Community leaders believe that increasing risk among elderly people, persistent hunger, children without classes, and parents concerned about the lack of structure in schools have heightened the tragedy in vulnerable communities.
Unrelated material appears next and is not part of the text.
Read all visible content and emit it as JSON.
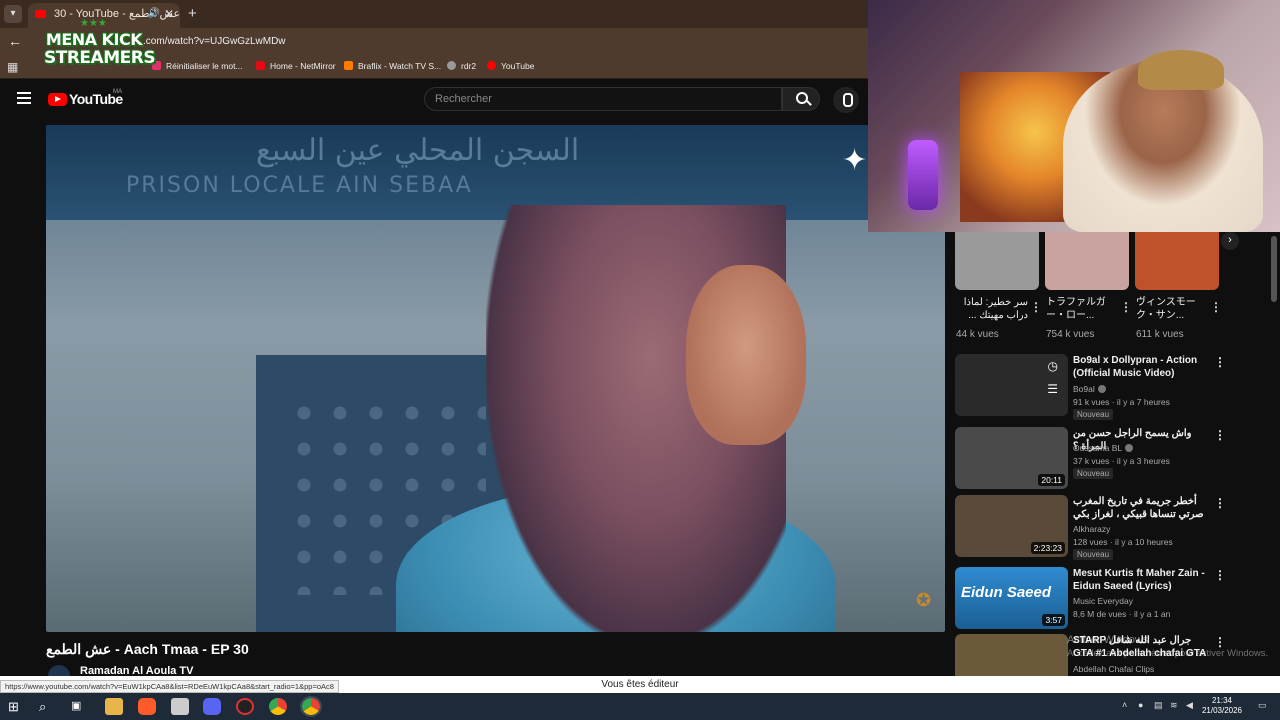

As a counterpoint, they hope for a lasting sense of solidarity sparked by pandemic.

Main results

  • Food insecurity continues to be the main issue afflicting the most vulnerable communities in Brazil’s metropolitan regions, as leaderships express concern with the large number of families experiencing hunger.
  • Circa 67% of the leaders cited the elderly as the most affected group by the pandemic: risk of death from infection, loneliness, and lack of access to health services are among the main cited problems.
  • Without school activities, internet, and basic resources such as computers and cellphones, children are unable to learn educational content remotely;
  • Community leaders have expressed growing concern about children’s education: psychological distress and cognitive setbacks add to the parents’ insecurity about insufficient school structure to protect students.
  • In contrast to the daily tragedy magnified by the pandemic, circa 40% of leaders believe that the sense of community and solidarity expressed during the crisis will remain as a legacy for the future.
  • 16% of leaders stated that the negative experience and dissatisfaction with the performance of public authorities should translate into better choices in the upcoming elections, which will tend to penalize candidates less committed to these communities.

Work group responsible

Coordination: Graziela Castello (CEBRAP), Priscila Vieira (CEBRAP) and Monise Picanço (CEBRAP)


  • Dafny Almeida (CEBRAP)
  • Daniela Costanzo (CEBRAP)
  • Jaciane Milanezi (CEBRAP)
  • Jonatas Mendonça dos Santos (USP)
  • Laura Simões (USP)
  • Leonardo Fontes (CEBRAP)
  • Rodrigo Brandão (USP)